Stayed at: Mozamel Home, Aswan
Useful shit to know…
- The local ferries are LE5 each one way. You pay on the boat for the one to Elephantine Island, and you pay the bloke on the dock for the one to the Tombs.
- The ruins and Aswan museum are LE100 and that covers both things.
- The Tombs of the Nobles cost LE60 then you’ll need to pay a man to open them up for you. We gave him LE20 but I think in hindsight we should have given him LE20 each. We’re really terrible at knowing what to tip.
- The Nubian Museum cost LE140 each.
AC2 Train 996, Cairo To Aswan
- We booked our train ticket online for LE130 each and printed it out at a travel shop as our guesthouse couldn’t do it.
- See The Man In Seat 61 for details of how to do this.
- AC2 was fine. Not actually too cold and the seats were wide with loads of legroom. They recline far enough to get a bit of sleep too but you’ll 100% need earplugs and an eye mask.
- We took train 996 leaving Cairo at 10pm from platform 11.
- As soon as you’re spotted by tourist police outside of the station you’ll be steered into Tourist Information. If you’ve not bought your ticket yet these guys will tell you how, and if you have they’ll give you any information you’ll need.
- We were told our train usually goes from platform 11 but sometimes it’ll change to 8.
- Making your way to your platform, you’re likely to be stopped by cleaners wanting to see your ticket so they can direct you to your platform and/or carry your bags for baksheesh. Men dressed in a white uniform will also ask to see your ticket to tell you where you go but they didn’t ask for money.
- The announcements are in Arabic only. Every time there was an announcement in the last hour of waiting I accosted someone and confirmed we were still in the right place.
- The train actually showed up a few minutes early, left a few minutes late, somehow lost half an hour by the time we got to Giza, and by the time we rolled into Aswan the following day it was four hours late.
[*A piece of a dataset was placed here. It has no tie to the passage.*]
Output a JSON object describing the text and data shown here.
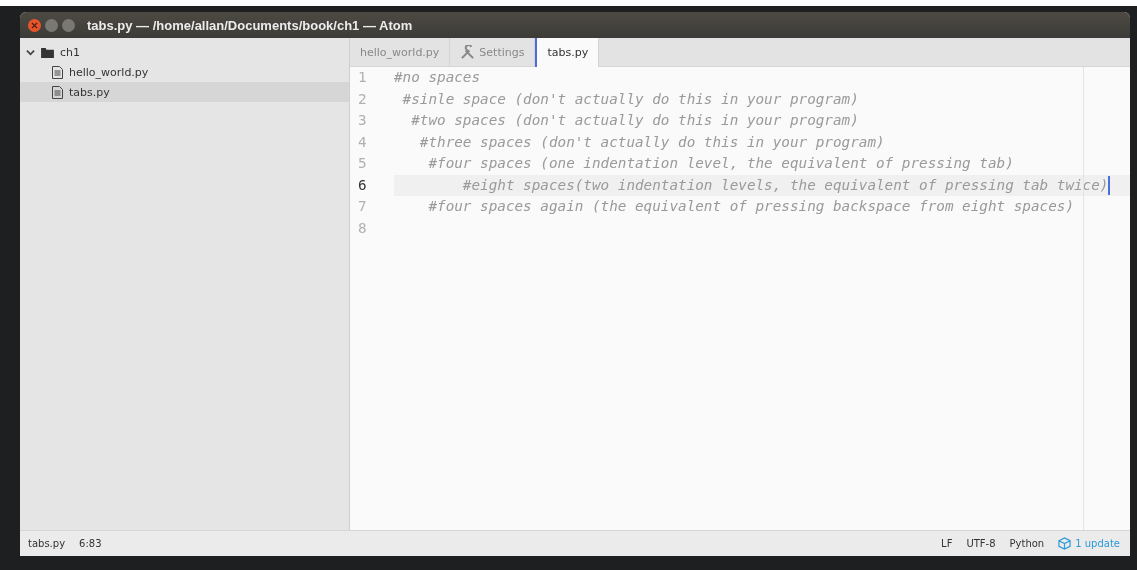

- There’s a trolley service in AC2 but tea and food is more expensive than if you buy it from the vendors that walk up and down the train. Listen for the guys shouting, Shay, shay, shay! if you’re gagging for a tea. It should cost LE5.